[Supplied data — start]
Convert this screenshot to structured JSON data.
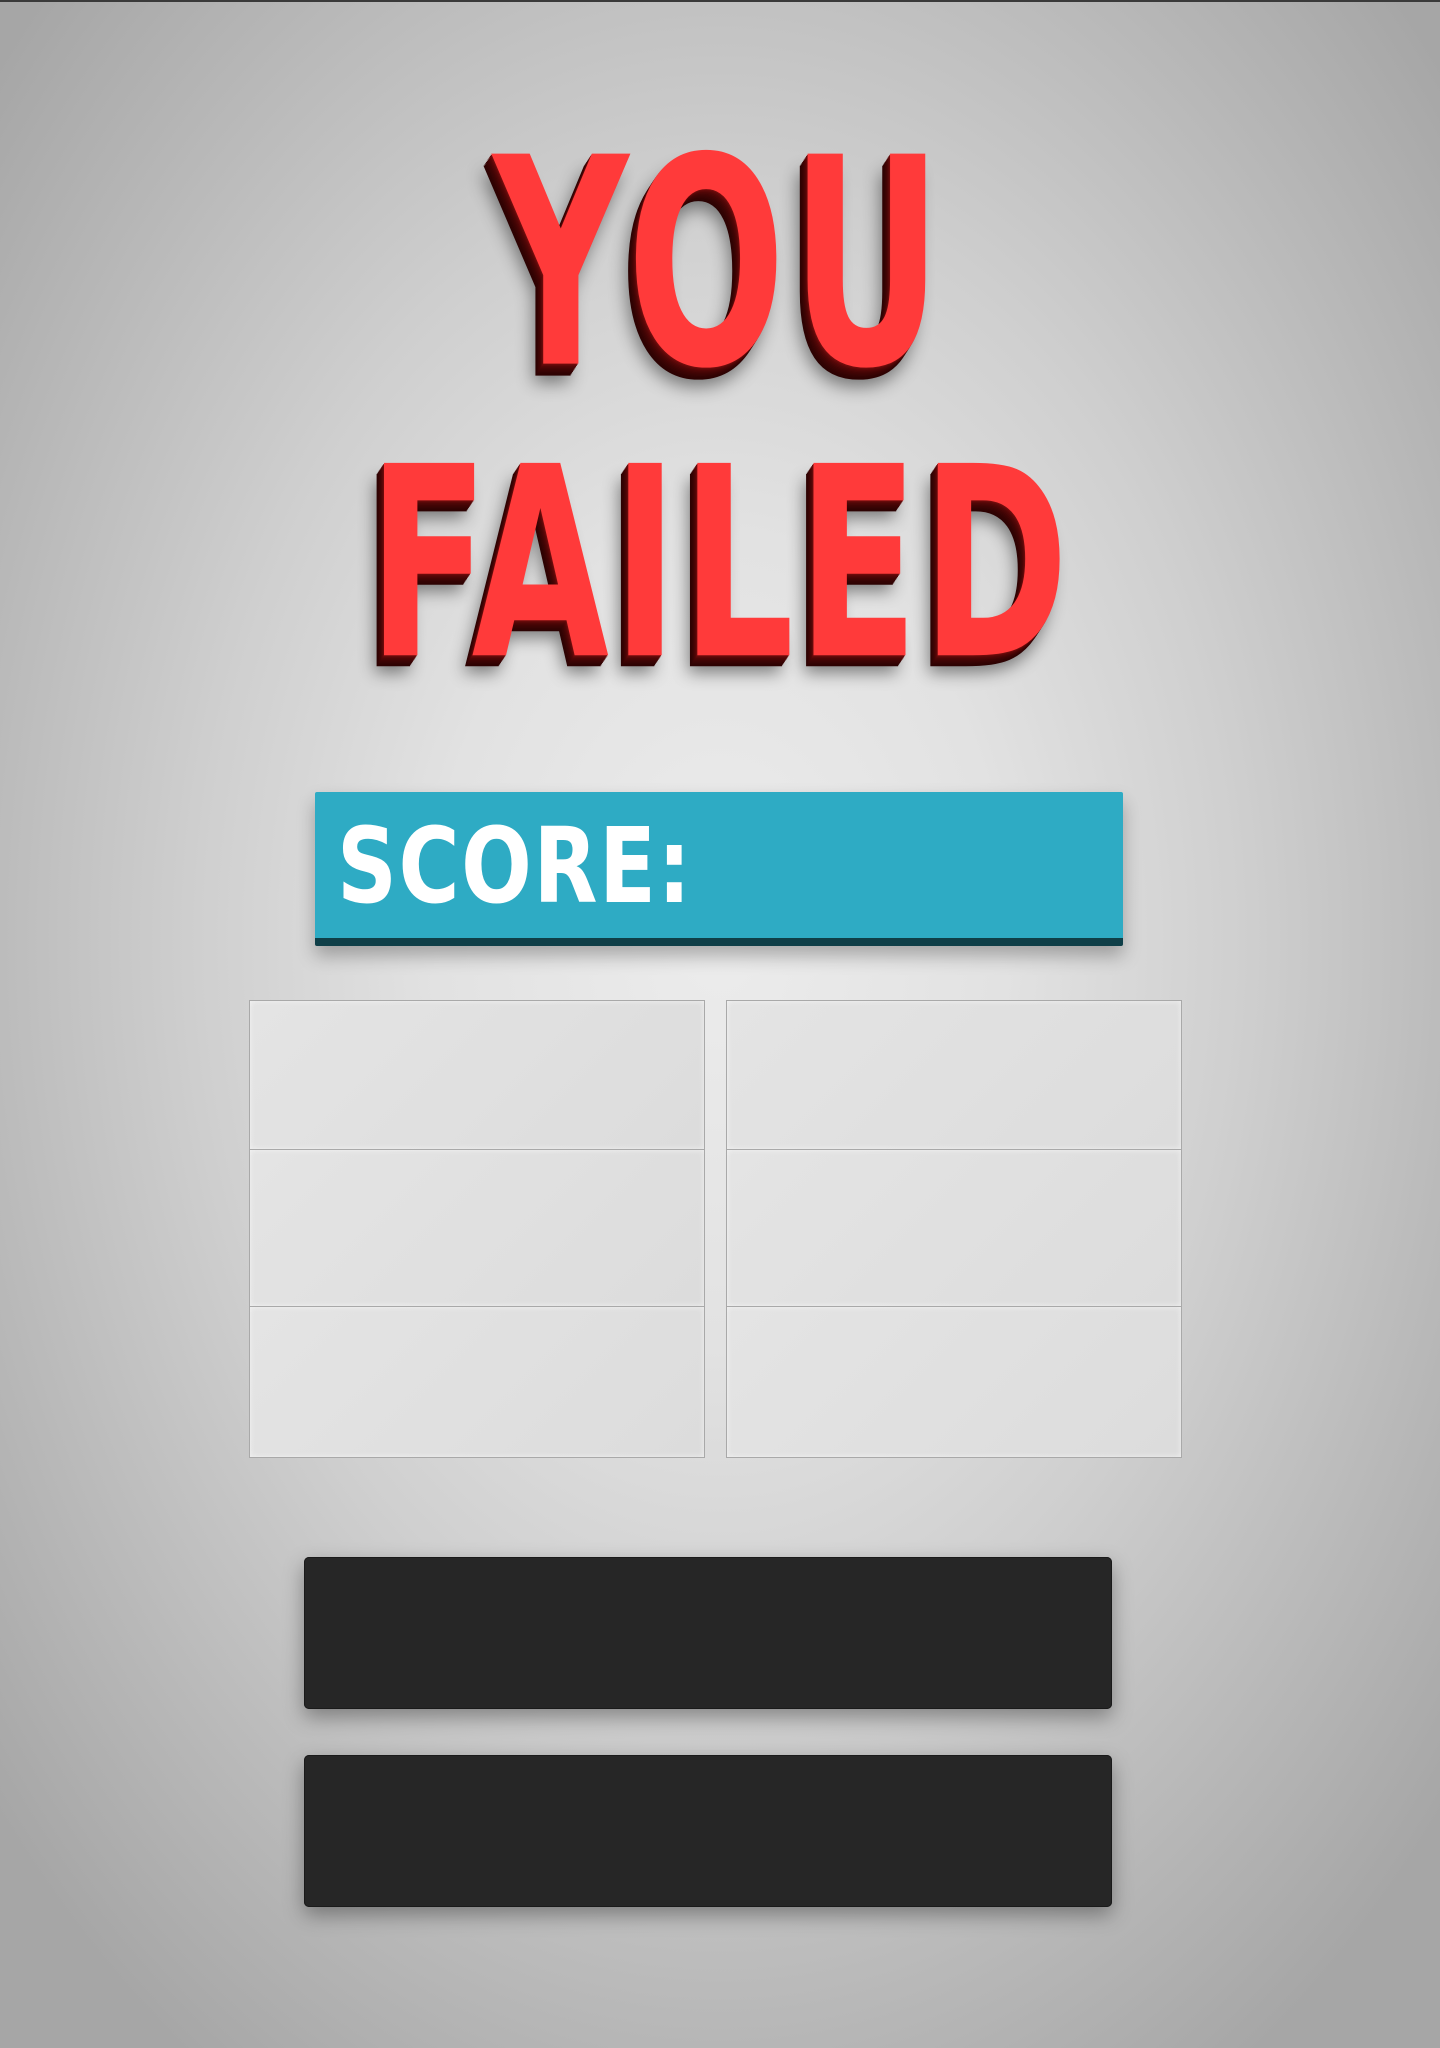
{
  "title": {
    "line1": "YOU",
    "line2": "FAILED"
  },
  "score": {
    "label": "SCORE:",
    "value": ""
  },
  "stats": {
    "left": [
      "",
      "",
      ""
    ],
    "right": [
      "",
      "",
      ""
    ]
  },
  "buttons": {
    "primary_label": "",
    "secondary_label": ""
  },
  "colors": {
    "title": "#ff3a3a",
    "score_bar": "#2eabc4",
    "button": "#262626"
  }
}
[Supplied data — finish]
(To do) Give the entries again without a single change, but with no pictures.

(Answer box)
Convert this screenshot to structured JSON data.
{
  "title": {
    "line1": "YOU",
    "line2": "FAILED"
  },
  "score": {
    "label": "SCORE:",
    "value": ""
  },
  "stats": {
    "left": [
      "",
      "",
      ""
    ],
    "right": [
      "",
      "",
      ""
    ]
  },
  "buttons": {
    "primary_label": "",
    "secondary_label": ""
  },
  "colors": {
    "title": "#ff3a3a",
    "score_bar": "#2eabc4",
    "button": "#262626"
  }
}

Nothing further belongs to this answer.